A new study, published in the journal Communications Earth & Environment, looks at where all of that water is going.

Nineteen percent of the Colorado River is consumed by the natural environment — wetlands and riparian areas, the study found. The rest is taken by people, primarily to grow feed for livestock.

Water for cattle-feed crops — alfalfa and other grasses — accounted for roughly one-third (32%) of the Colorado River's annual flow, the study found. Agriculture accounts for about three times the usage of cities.

"We consume every single drop," said Brian Richter, a senior freshwater fellow for the World Wildlife Fund, president of Sustainable Waters and the study's lead author. "And yet, there's never been a complete and detailed accounting for where all that water is going. So we felt it was about time to do that."

The study, which builds on prior research and offers the most detailed analysis of how the water is used to date, looked at two decades of data starting in 2000, a time frame that coincides with the rapid expansion of cities and what scientists have called the worst megadrought in the region in at least 1,200 years.

A study published last year found that during the megadrought, human-caused global warming decreased the Colorado River's natural flow by roughly the amount of water that can be stored in Lake Mead — the nation's largest reservoir.

It's long been known that the Colorado River — and the 40 million people who rely on it — are facing a crisis. Water is overallocated. More is promised to cities and irrigators than typically exists. Climate change is shrinking the available pool.

Water users in seven states, Native American tribes, and the federal government are in sticky negotiations over how to divvy up the diminishing resource in the future. The current guidelines for how the river is allocated expire in 2026 and the two factions of states, divided by the Upper Basin (Colorado, New Mexico, Utah and Wyoming) and Lower Basin (California, Arizona and Nevada), still can't agree on how to reduce demand.

"Right now there's very intense negotiations taking place over how the river's water will be shared in the future," Richter said. "We wanted those negotiators to have these data in front of them so those debates could be well-informed."

Livestock feed uses most of the diminishing water

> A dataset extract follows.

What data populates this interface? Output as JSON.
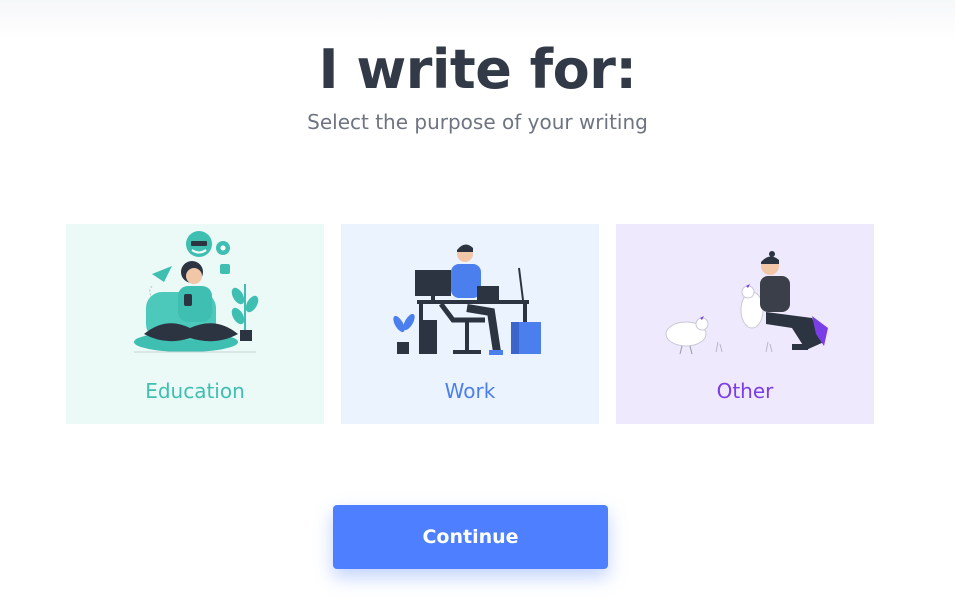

Irrigation — water for 5 million acres of cropland — uses more than half of the Colorado River's annual flow, the paper found. The vast majority of that went to alfalfa and other grasses to support the country's beef and dairy industries.

"They're growing the things that we want and are willing to pay for," Richter said.

It's estimated that livestock farming produces between 11.1 % and 19.6% of the world's climate-warming emissions.

In the less-populated Upper Basin, irrigation accounted for nearly 90% of the water consumption.

"It is a fact that agriculture uses a lot of water," said Sharon Megdal, director of the Water Resources Research Center at the University of Arizona. "And what that really means is that there will be the most opportunity for reductions in water use through, whether you call it precision agriculture, climate-smart agriculture, or more efficient water use.

"I think our ability to adapt is being tested and will continue to be," said Megdal, who wasn't involved in the study. "But I have some confidence that we will be able to."

The Biden administration has spent more than $670 million on two dozen water conservation projects in California and Arizona. Last year, Lower Basin states (California, Arizona and Nevada) agreed to cut back their use in the short term. Many farmers are taking steps to prepare and adapt.

"We all need to become far more water literate because there are some hard choices ahead," said Felicia Marcus, a fellow at Stanford University's Water in the West Program and former chair of the California State Water Resources Control Board.

Copyright 2024 NPR. To see more, visit https://www.npr.org.

Nathan Rott is a correspondent on NPR's National Desk, where he focuses on environment issues and the American West.